Let me now speak about our efforts to help low-income and rental households. Last year, I shared about our plans to improve the natural lighting and ventilation in older rental blocks, by removing some flats on each floor to create more openings along the corridors. This year, HDB will commence the improvement works at Chai Chee and Telok Blangah. At these four blocks, all tenants who are living in the units identified for removal can relocate within the same block, if they prefer. HDB and local social organisations, are closely supporting their transition. HDB will study where else they can implement similar improvements in future, considering feedback from residents.
Mr Lim Biow Chuan and Dr Lily Neo asked about reviewing the Joint Singles Scheme (JSS). Most JSS tenants are prepared to share a flat. More than 90% of flat-sharing tenants surveyed did not experience conflicts or difficulties living with their flatmate. Nevertheless, HDB will facilitate requests from tenants who wish to transfer to another flat with a different flatmate. For those with extenuating circumstances or medical grounds, HDB is also prepared to consider their requests to rent alone.
Further, HDB has also been installing partitions in 1-room rental flats for JSS tenants, to provide more privacy for each individual. Some of these are also installed such that there are internal doors to each sleeping area. HDB currently has about 1,100 rental flats with partitions. About half of these are vacant and available to JSS households. While most of the flats were fitted with partitions while vacant, about 50 flats had partitions installed in-situ, at the request of tenants who were already living there. This in-situ installation was a new offer we rolled out last year. Interested tenants can contact their local HDB Branch to request for partitions.
Apart from physical enhancements, we have also enhanced support for tenants to become homeowners.
Last year, I announced that HDB will waive any subsequent rent increase for tenants who have made a downpayment for a new flat. Since the implementation of this waiver on 1 June 2019, close to 200 rental households have benefited. The median amount of rent saved by these families is about $150 per month, which they can put towards their upcoming new homes, or other needs. On Mr Gan Thiam Poh’s suggestion to treat the rent paid as instalments for a future flat purchase, we have not done so as it is similar to giving the tenant a housing grant, which we already do so through various schemes. Grants are also more equitable as the amount of subsidy would not vary with the tenants’ length of stay in rental housing.
Our rental rates are tiered progressively based on income, to ensure that subsidies are allocated fairly, and targeted at those who need them most. To mitigate the cliff effect at each tier, on a case-by-case basis, HDB waives the rent increase at tenancy renewal if it is a significant part of the household’s increase in income. In the last 3 years, about 5,500 households have benefited from these waivers, which are intended to encourage households to continue increasing their income.

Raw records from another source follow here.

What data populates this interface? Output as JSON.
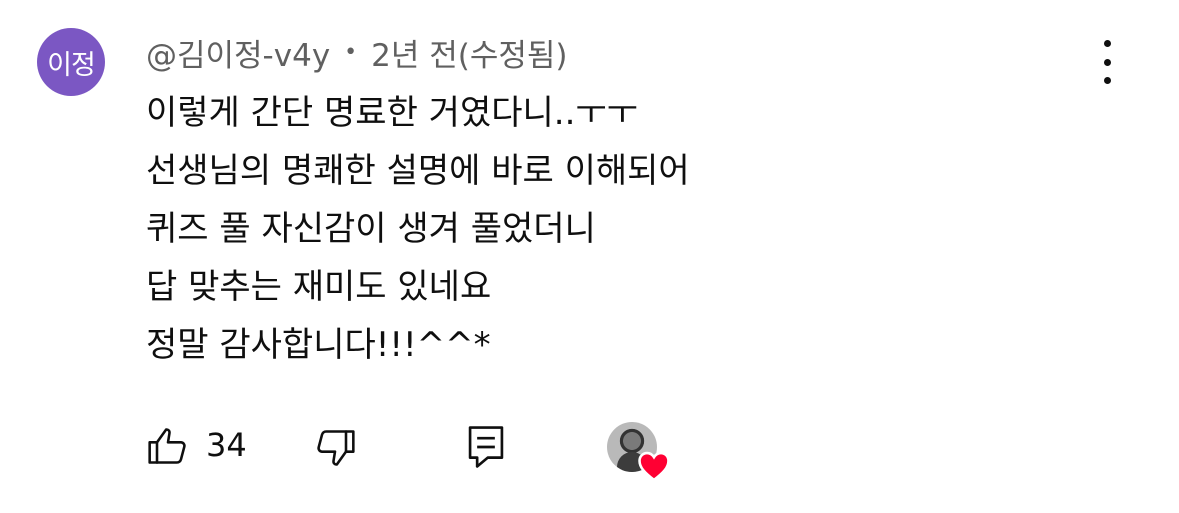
{
  "comment": {
    "avatar_text": "이정",
    "author": "@김이정-v4y",
    "separator": "•",
    "time": "2년 전",
    "edited": "(수정됨)",
    "lines": [
      "이렇게 간단 명료한 거였다니..ㅜㅜ",
      "선생님의 명쾌한 설명에 바로 이해되어",
      "퀴즈 풀 자신감이 생겨 풀었더니",
      "답 맞추는 재미도 있네요",
      "정말 감사합니다!!!^^*"
    ],
    "like_count": "34"
  },
  "icons": {
    "more": "more-vertical-icon",
    "like": "thumbs-up-icon",
    "dislike": "thumbs-down-icon",
    "reply": "reply-comment-icon",
    "heart": "heart-icon"
  },
  "colors": {
    "avatar_bg": "#7b57c3",
    "meta_text": "#606060",
    "heart": "#ff0033"
  }
}
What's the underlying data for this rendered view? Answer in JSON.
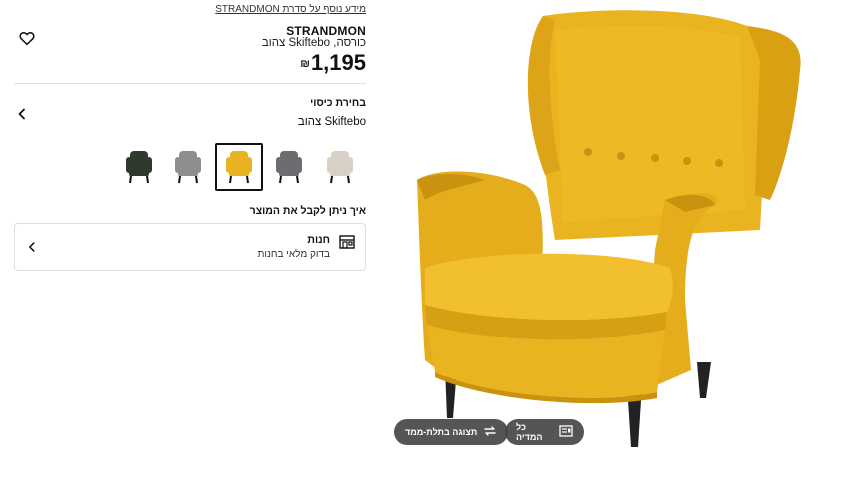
{
  "product": {
    "series_link": "מידע נוסף על סדרת STRANDMON",
    "name": "STRANDMON",
    "description": "כורסה, Skiftebo צהוב",
    "price": "1,195",
    "currency": "₪"
  },
  "cover": {
    "heading": "בחירת כיסוי",
    "selected": "Skiftebo צהוב",
    "swatches": [
      {
        "color": "#2e3a2c",
        "label": "dark-green"
      },
      {
        "color": "#8e8e8e",
        "label": "grey"
      },
      {
        "color": "#e8b320",
        "label": "yellow",
        "selected": true
      },
      {
        "color": "#6b6d72",
        "label": "dark-grey"
      },
      {
        "color": "#d8d0c4",
        "label": "beige"
      }
    ]
  },
  "delivery": {
    "heading": "איך ניתן לקבל את המוצר",
    "store_title": "חנות",
    "store_subtitle": "בדוק מלאי בחנות"
  },
  "media": {
    "view_3d_label": "תצוגה בתלת-ממד",
    "all_media_label": "כל המדיה"
  },
  "colors": {
    "accent": "#111111",
    "border": "#dfdfdf",
    "pill_bg": "#464646",
    "chair_yellow": "#eab320"
  }
}
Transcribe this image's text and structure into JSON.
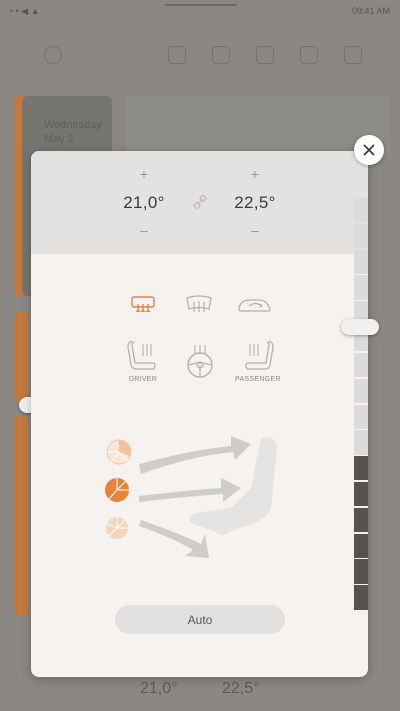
{
  "background": {
    "status_left": "• • ◀ ▲",
    "status_right": "09:41 AM",
    "date_line1": "Wednesday",
    "date_line2": "May 2",
    "bottom_left_temp": "21,0°",
    "bottom_right_temp": "22,5°"
  },
  "climate": {
    "left_zone": {
      "plus": "+",
      "temperature": "21,0°",
      "minus": "–"
    },
    "right_zone": {
      "plus": "+",
      "temperature": "22,5°",
      "minus": "–"
    },
    "left_fan_level": 0.62,
    "right_fan_level": 0.36,
    "defrost_buttons": [
      {
        "icon": "rear-defrost-icon",
        "active": true
      },
      {
        "icon": "windshield-defrost-icon",
        "active": false
      },
      {
        "icon": "recirculation-icon",
        "active": false
      }
    ],
    "seat_buttons": [
      {
        "icon": "driver-seat-heat-icon",
        "label": "DRIVER"
      },
      {
        "icon": "steering-wheel-heat-icon",
        "label": ""
      },
      {
        "icon": "passenger-seat-heat-icon",
        "label": "PASSENGER"
      }
    ],
    "airflow": {
      "upper": "partial",
      "middle": "active",
      "lower": "inactive"
    },
    "auto_label": "Auto"
  },
  "colors": {
    "accent": "#e8833a",
    "accent_light": "#f2c3a0",
    "segment_on": "#555250",
    "segment_off": "#dddbd9"
  }
}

Beyond providing financial help, we have also intensified our efforts in other ways. We formed the Home ownership Support Team (HST) last year, to work closely with families towards home ownership. The team is advising nearly 280 families and will guide them through when they are ready for home ownership.
In the last 3 years, about 3,200 rental households have moved into their own homes. Another 2,000 have booked a flat and are awaiting the completion of their new homes.
While these numbers may not seem large, the progress has been steady over the last few years. As the Malay saying goes, “Sedikit-sedikit, lama-lama jadi bukit.” This means “bit by bit, and over time, a little becomes a lot”. Every family is important to us, and we will continue to support our tenants towards home ownership.